The classic late-war Third Pattern F-S.  Although this examples is a little more interesting as it has the seldom seen MoS inspection mark of ⩚6.  Collecting examples with varying inspection marks can be a whole project on it’s own.

Roy .

From October of 1942 when Wilkinson supplied the MoS with technical drawing of the then Second Pattern F-S, many other makers went on to fulfill contracts and manufacture this knife.  My research indicates that well in excess of two dozen other makers received orders for F-S knives.  Such a large quantity of F-S manufacturers, at least in part explains why today we find such a variety of F-S knives.

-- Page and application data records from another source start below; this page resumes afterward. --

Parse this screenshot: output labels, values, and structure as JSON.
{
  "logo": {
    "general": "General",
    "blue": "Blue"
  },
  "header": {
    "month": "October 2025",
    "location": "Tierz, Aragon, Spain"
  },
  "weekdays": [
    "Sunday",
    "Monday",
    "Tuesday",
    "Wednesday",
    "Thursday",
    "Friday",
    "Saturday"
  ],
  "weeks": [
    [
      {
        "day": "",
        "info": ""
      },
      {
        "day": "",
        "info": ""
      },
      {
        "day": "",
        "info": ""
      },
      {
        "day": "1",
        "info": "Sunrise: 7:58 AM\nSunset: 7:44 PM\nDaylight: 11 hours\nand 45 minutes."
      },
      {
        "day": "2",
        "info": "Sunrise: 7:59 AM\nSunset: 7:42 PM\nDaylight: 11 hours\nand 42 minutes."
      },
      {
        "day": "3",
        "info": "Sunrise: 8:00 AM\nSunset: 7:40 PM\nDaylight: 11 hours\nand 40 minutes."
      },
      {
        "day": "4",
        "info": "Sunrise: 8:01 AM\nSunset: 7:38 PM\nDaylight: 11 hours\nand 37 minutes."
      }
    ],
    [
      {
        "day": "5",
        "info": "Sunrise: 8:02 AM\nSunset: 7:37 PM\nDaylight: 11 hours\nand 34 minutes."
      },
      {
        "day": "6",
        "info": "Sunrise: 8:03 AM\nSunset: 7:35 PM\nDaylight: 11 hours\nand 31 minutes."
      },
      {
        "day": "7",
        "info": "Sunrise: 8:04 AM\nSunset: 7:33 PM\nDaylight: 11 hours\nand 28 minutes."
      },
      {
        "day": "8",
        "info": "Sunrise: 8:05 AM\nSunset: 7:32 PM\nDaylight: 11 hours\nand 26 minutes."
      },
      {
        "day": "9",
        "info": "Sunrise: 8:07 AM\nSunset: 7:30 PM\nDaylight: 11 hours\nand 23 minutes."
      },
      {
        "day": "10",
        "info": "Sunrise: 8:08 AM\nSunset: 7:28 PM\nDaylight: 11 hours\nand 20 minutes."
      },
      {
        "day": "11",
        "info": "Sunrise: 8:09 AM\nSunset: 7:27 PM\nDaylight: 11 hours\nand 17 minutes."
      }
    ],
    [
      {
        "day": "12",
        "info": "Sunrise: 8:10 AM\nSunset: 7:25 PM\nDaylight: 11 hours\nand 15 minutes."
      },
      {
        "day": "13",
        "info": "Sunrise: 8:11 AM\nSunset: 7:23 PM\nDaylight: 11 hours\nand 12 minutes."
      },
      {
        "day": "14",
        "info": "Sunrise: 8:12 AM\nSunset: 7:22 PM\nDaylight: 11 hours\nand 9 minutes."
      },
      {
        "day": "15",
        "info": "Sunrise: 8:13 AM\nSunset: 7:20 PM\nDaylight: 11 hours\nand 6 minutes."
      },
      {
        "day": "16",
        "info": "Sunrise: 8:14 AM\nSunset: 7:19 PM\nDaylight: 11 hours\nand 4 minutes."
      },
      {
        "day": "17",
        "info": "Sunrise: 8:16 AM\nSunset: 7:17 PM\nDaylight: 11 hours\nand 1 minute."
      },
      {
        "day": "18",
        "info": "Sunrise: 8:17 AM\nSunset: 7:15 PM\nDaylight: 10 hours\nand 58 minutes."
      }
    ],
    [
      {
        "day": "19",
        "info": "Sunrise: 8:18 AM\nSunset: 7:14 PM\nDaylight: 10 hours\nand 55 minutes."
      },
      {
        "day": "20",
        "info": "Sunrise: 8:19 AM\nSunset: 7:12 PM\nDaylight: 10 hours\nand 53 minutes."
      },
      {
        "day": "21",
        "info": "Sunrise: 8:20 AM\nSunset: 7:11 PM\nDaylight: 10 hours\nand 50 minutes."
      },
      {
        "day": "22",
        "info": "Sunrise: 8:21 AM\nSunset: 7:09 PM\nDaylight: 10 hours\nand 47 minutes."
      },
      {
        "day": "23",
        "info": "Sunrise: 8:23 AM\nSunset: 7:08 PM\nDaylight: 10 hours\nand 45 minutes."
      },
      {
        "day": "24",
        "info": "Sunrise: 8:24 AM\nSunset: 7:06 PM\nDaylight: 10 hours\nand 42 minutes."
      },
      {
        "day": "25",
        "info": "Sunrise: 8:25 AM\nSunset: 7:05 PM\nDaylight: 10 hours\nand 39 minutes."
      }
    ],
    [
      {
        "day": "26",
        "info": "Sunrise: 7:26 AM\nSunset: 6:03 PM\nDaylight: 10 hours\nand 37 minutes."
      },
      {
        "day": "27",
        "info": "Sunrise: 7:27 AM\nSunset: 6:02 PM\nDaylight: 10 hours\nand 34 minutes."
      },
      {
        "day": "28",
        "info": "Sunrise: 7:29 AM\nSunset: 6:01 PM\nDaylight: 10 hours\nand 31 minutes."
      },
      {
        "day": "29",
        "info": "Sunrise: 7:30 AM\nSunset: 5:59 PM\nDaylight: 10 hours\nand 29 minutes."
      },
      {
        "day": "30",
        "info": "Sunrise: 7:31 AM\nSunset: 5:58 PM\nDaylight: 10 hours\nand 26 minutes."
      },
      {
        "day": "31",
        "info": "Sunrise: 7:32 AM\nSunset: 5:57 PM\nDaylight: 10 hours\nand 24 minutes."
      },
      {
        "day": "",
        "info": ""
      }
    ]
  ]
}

The Second Pattern F-SSecond_Pattern_-_Variations_Of_The_Fairbairn-Sykes_Fighting_Knife.html
The Third Pattern F-SThird_Pattern_-_Variations_Of_The_Fairbairn-Sykes_Fighting_Knife.html
The Wooden Gripped F-SWooden_Gripped_Pattern_-_Variations_Of_The_Fairbairn-Sykes_Fighting_Knife.html
The Australian F-SAustralian_F-S_Pattern_-_Variations_Of_The_Fairbairn-Sykes_Fighting_Knife.html
The Cast Hilt F-SCast_Hilt_Pattern_-_Variations_Of_The_Fairbairn-Sykes_Fighting_Knife.html
The Indian F-SIndian_Pattern_-_Variations_Of_The_Fairbairn-Sykes_Fighting_Knife.html
Variations Of The F-S Knife
The J. Clarke F-SJ._Clark_%26_Son_-_Variations_Of_The_Fairbairn-Sykes_Fighting_Knife.html
The American F-SAmerican_-_Variations_Of_The_Fairbairn-Sykes_Fighting_Knife.html
The Ribbed & Beaded F-SRibbed_%26_Beaded_Pattern_-_Variations_Of_The_Fairbairn-Sykes_Fighting_Knife.html
The Steel Hilt F-SSteel_HIlt_-_Variations_Of_The_Fairbairn-Sykes_Fighting_Knife.html
The Fat Gripped F-SFat_Gripped_-_Variations_Of_The_Fairbairn-Sykes_Fighting_Knife.html
The Ribbed & Roped F-SRibbed_%26_Roped_-_Variations_Of_The_Fairbairn-Sykes_Fighting_Knife.html
Variations Of The F-S Knife